§ Problem to work on
Exact repetition of every record is required.

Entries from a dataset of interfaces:
"""

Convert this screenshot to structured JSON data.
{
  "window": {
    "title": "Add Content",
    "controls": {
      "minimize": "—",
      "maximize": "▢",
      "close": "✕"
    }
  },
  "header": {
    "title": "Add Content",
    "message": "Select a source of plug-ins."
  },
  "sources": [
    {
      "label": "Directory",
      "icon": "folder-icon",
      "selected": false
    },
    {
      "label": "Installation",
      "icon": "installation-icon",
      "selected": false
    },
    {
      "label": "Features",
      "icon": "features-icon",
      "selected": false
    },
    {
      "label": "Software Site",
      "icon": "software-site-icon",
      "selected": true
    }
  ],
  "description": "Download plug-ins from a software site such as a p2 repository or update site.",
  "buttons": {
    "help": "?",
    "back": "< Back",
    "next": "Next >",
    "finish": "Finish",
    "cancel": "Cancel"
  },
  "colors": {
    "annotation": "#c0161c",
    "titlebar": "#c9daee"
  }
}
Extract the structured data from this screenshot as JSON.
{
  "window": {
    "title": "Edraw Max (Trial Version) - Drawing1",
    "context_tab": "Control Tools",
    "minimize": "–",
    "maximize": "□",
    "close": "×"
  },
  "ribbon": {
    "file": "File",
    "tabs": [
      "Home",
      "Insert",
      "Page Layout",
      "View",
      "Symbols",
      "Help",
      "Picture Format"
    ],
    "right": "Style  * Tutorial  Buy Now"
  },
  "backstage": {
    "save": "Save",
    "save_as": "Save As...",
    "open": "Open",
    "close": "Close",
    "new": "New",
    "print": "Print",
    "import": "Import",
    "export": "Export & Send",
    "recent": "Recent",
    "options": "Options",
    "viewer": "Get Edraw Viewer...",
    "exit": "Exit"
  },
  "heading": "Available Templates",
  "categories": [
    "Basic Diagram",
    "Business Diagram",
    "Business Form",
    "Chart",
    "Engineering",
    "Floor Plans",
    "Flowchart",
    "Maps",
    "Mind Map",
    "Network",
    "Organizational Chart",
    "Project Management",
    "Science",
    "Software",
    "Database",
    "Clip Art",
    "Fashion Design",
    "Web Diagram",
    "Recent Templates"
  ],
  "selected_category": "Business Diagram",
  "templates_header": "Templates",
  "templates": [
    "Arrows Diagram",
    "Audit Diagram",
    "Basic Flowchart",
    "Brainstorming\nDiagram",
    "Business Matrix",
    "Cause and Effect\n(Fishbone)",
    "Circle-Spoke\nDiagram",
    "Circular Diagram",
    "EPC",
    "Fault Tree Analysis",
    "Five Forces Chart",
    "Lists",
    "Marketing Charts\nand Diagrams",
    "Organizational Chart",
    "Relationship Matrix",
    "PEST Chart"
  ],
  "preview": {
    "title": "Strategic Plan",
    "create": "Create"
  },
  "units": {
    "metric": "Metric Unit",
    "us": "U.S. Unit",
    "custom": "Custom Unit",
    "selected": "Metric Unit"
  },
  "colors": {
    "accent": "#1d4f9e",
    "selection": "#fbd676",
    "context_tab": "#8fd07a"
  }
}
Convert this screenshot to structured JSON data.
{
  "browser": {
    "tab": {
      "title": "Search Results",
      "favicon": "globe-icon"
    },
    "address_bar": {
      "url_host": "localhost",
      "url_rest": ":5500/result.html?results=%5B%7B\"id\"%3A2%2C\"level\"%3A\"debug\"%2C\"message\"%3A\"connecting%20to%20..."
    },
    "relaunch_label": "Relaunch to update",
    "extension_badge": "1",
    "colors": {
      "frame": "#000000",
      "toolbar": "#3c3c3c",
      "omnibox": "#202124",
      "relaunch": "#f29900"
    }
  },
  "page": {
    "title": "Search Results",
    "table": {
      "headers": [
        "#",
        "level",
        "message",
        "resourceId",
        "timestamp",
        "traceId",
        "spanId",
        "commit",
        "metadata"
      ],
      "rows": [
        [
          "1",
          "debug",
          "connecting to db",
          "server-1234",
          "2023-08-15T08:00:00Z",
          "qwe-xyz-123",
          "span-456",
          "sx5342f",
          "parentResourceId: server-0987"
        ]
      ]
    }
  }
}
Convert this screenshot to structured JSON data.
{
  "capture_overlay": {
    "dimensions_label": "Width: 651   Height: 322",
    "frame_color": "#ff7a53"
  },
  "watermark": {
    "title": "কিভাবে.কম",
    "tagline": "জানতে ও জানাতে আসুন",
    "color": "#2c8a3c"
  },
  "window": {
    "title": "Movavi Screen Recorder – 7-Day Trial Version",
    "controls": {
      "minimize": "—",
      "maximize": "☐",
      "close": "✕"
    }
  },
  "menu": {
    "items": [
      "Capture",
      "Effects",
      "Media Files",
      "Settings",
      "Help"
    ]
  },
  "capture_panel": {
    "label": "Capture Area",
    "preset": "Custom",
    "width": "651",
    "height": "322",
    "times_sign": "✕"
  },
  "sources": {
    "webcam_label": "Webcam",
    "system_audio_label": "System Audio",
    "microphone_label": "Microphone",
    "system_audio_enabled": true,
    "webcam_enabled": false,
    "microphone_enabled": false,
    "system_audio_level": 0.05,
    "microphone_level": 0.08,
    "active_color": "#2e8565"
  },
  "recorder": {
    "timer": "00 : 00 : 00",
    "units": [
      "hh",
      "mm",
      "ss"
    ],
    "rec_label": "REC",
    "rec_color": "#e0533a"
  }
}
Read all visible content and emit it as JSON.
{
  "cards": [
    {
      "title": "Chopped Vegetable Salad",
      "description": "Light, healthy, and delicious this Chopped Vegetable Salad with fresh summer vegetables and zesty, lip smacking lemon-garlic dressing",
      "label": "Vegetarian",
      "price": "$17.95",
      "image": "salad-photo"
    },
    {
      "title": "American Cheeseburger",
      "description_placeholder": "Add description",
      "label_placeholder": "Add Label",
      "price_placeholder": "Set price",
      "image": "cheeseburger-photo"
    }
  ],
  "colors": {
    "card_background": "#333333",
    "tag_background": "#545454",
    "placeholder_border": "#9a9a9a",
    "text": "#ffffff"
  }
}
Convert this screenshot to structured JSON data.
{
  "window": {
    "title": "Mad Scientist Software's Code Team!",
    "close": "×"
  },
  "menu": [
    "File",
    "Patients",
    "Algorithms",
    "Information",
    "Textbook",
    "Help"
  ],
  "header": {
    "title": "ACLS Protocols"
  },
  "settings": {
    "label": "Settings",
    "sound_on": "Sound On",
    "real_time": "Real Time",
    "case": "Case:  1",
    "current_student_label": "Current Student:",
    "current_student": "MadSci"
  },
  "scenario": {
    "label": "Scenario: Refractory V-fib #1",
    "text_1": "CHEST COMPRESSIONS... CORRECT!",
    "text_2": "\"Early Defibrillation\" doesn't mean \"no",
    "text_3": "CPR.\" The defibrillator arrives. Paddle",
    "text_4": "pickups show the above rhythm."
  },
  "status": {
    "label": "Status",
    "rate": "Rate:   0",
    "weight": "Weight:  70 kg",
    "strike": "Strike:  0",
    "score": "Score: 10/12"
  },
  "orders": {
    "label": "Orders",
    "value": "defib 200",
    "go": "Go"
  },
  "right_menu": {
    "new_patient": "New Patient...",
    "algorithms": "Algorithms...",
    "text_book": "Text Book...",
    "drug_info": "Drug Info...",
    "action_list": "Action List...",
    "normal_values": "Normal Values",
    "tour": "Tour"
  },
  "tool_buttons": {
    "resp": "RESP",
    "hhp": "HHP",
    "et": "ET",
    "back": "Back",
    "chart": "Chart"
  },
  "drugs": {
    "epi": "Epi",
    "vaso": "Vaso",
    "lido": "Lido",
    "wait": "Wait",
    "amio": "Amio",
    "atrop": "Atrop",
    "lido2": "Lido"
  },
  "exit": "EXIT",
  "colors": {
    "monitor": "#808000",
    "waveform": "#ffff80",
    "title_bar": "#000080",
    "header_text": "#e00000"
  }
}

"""

§ Response for this exercise
Convert this screenshot to structured JSON data.
{
  "window": {
    "title": "Add Content",
    "controls": {
      "minimize": "—",
      "maximize": "▢",
      "close": "✕"
    }
  },
  "header": {
    "title": "Add Content",
    "message": "Select a source of plug-ins."
  },
  "sources": [
    {
      "label": "Directory",
      "icon": "folder-icon",
      "selected": false
    },
    {
      "label": "Installation",
      "icon": "installation-icon",
      "selected": false
    },
    {
      "label": "Features",
      "icon": "features-icon",
      "selected": false
    },
    {
      "label": "Software Site",
      "icon": "software-site-icon",
      "selected": true
    }
  ],
  "description": "Download plug-ins from a software site such as a p2 repository or update site.",
  "buttons": {
    "help": "?",
    "back": "< Back",
    "next": "Next >",
    "finish": "Finish",
    "cancel": "Cancel"
  },
  "colors": {
    "annotation": "#c0161c",
    "titlebar": "#c9daee"
  }
}
Extract the structured data from this screenshot as JSON.
{
  "window": {
    "title": "Edraw Max (Trial Version) - Drawing1",
    "context_tab": "Control Tools",
    "minimize": "–",
    "maximize": "□",
    "close": "×"
  },
  "ribbon": {
    "file": "File",
    "tabs": [
      "Home",
      "Insert",
      "Page Layout",
      "View",
      "Symbols",
      "Help",
      "Picture Format"
    ],
    "right": "Style  * Tutorial  Buy Now"
  },
  "backstage": {
    "save": "Save",
    "save_as": "Save As...",
    "open": "Open",
    "close": "Close",
    "new": "New",
    "print": "Print",
    "import": "Import",
    "export": "Export & Send",
    "recent": "Recent",
    "options": "Options",
    "viewer": "Get Edraw Viewer...",
    "exit": "Exit"
  },
  "heading": "Available Templates",
  "categories": [
    "Basic Diagram",
    "Business Diagram",
    "Business Form",
    "Chart",
    "Engineering",
    "Floor Plans",
    "Flowchart",
    "Maps",
    "Mind Map",
    "Network",
    "Organizational Chart",
    "Project Management",
    "Science",
    "Software",
    "Database",
    "Clip Art",
    "Fashion Design",
    "Web Diagram",
    "Recent Templates"
  ],
  "selected_category": "Business Diagram",
  "templates_header": "Templates",
  "templates": [
    "Arrows Diagram",
    "Audit Diagram",
    "Basic Flowchart",
    "Brainstorming\nDiagram",
    "Business Matrix",
    "Cause and Effect\n(Fishbone)",
    "Circle-Spoke\nDiagram",
    "Circular Diagram",
    "EPC",
    "Fault Tree Analysis",
    "Five Forces Chart",
    "Lists",
    "Marketing Charts\nand Diagrams",
    "Organizational Chart",
    "Relationship Matrix",
    "PEST Chart"
  ],
  "preview": {
    "title": "Strategic Plan",
    "create": "Create"
  },
  "units": {
    "metric": "Metric Unit",
    "us": "U.S. Unit",
    "custom": "Custom Unit",
    "selected": "Metric Unit"
  },
  "colors": {
    "accent": "#1d4f9e",
    "selection": "#fbd676",
    "context_tab": "#8fd07a"
  }
}
Convert this screenshot to structured JSON data.
{
  "browser": {
    "tab": {
      "title": "Search Results",
      "favicon": "globe-icon"
    },
    "address_bar": {
      "url_host": "localhost",
      "url_rest": ":5500/result.html?results=%5B%7B\"id\"%3A2%2C\"level\"%3A\"debug\"%2C\"message\"%3A\"connecting%20to%20..."
    },
    "relaunch_label": "Relaunch to update",
    "extension_badge": "1",
    "colors": {
      "frame": "#000000",
      "toolbar": "#3c3c3c",
      "omnibox": "#202124",
      "relaunch": "#f29900"
    }
  },
  "page": {
    "title": "Search Results",
    "table": {
      "headers": [
        "#",
        "level",
        "message",
        "resourceId",
        "timestamp",
        "traceId",
        "spanId",
        "commit",
        "metadata"
      ],
      "rows": [
        [
          "1",
          "debug",
          "connecting to db",
          "server-1234",
          "2023-08-15T08:00:00Z",
          "qwe-xyz-123",
          "span-456",
          "sx5342f",
          "parentResourceId: server-0987"
        ]
      ]
    }
  }
}
Convert this screenshot to structured JSON data.
{
  "capture_overlay": {
    "dimensions_label": "Width: 651   Height: 322",
    "frame_color": "#ff7a53"
  },
  "watermark": {
    "title": "কিভাবে.কম",
    "tagline": "জানতে ও জানাতে আসুন",
    "color": "#2c8a3c"
  },
  "window": {
    "title": "Movavi Screen Recorder – 7-Day Trial Version",
    "controls": {
      "minimize": "—",
      "maximize": "☐",
      "close": "✕"
    }
  },
  "menu": {
    "items": [
      "Capture",
      "Effects",
      "Media Files",
      "Settings",
      "Help"
    ]
  },
  "capture_panel": {
    "label": "Capture Area",
    "preset": "Custom",
    "width": "651",
    "height": "322",
    "times_sign": "✕"
  },
  "sources": {
    "webcam_label": "Webcam",
    "system_audio_label": "System Audio",
    "microphone_label": "Microphone",
    "system_audio_enabled": true,
    "webcam_enabled": false,
    "microphone_enabled": false,
    "system_audio_level": 0.05,
    "microphone_level": 0.08,
    "active_color": "#2e8565"
  },
  "recorder": {
    "timer": "00 : 00 : 00",
    "units": [
      "hh",
      "mm",
      "ss"
    ],
    "rec_label": "REC",
    "rec_color": "#e0533a"
  }
}
Read all visible content and emit it as JSON.
{
  "cards": [
    {
      "title": "Chopped Vegetable Salad",
      "description": "Light, healthy, and delicious this Chopped Vegetable Salad with fresh summer vegetables and zesty, lip smacking lemon-garlic dressing",
      "label": "Vegetarian",
      "price": "$17.95",
      "image": "salad-photo"
    },
    {
      "title": "American Cheeseburger",
      "description_placeholder": "Add description",
      "label_placeholder": "Add Label",
      "price_placeholder": "Set price",
      "image": "cheeseburger-photo"
    }
  ],
  "colors": {
    "card_background": "#333333",
    "tag_background": "#545454",
    "placeholder_border": "#9a9a9a",
    "text": "#ffffff"
  }
}
Convert this screenshot to structured JSON data.
{
  "window": {
    "title": "Mad Scientist Software's Code Team!",
    "close": "×"
  },
  "menu": [
    "File",
    "Patients",
    "Algorithms",
    "Information",
    "Textbook",
    "Help"
  ],
  "header": {
    "title": "ACLS Protocols"
  },
  "settings": {
    "label": "Settings",
    "sound_on": "Sound On",
    "real_time": "Real Time",
    "case": "Case:  1",
    "current_student_label": "Current Student:",
    "current_student": "MadSci"
  },
  "scenario": {
    "label": "Scenario: Refractory V-fib #1",
    "text_1": "CHEST COMPRESSIONS... CORRECT!",
    "text_2": "\"Early Defibrillation\" doesn't mean \"no",
    "text_3": "CPR.\" The defibrillator arrives. Paddle",
    "text_4": "pickups show the above rhythm."
  },
  "status": {
    "label": "Status",
    "rate": "Rate:   0",
    "weight": "Weight:  70 kg",
    "strike": "Strike:  0",
    "score": "Score: 10/12"
  },
  "orders": {
    "label": "Orders",
    "value": "defib 200",
    "go": "Go"
  },
  "right_menu": {
    "new_patient": "New Patient...",
    "algorithms": "Algorithms...",
    "text_book": "Text Book...",
    "drug_info": "Drug Info...",
    "action_list": "Action List...",
    "normal_values": "Normal Values",
    "tour": "Tour"
  },
  "tool_buttons": {
    "resp": "RESP",
    "hhp": "HHP",
    "et": "ET",
    "back": "Back",
    "chart": "Chart"
  },
  "drugs": {
    "epi": "Epi",
    "vaso": "Vaso",
    "lido": "Lido",
    "wait": "Wait",
    "amio": "Amio",
    "atrop": "Atrop",
    "lido2": "Lido"
  },
  "exit": "EXIT",
  "colors": {
    "monitor": "#808000",
    "waveform": "#ffff80",
    "title_bar": "#000080",
    "header_text": "#e00000"
  }
}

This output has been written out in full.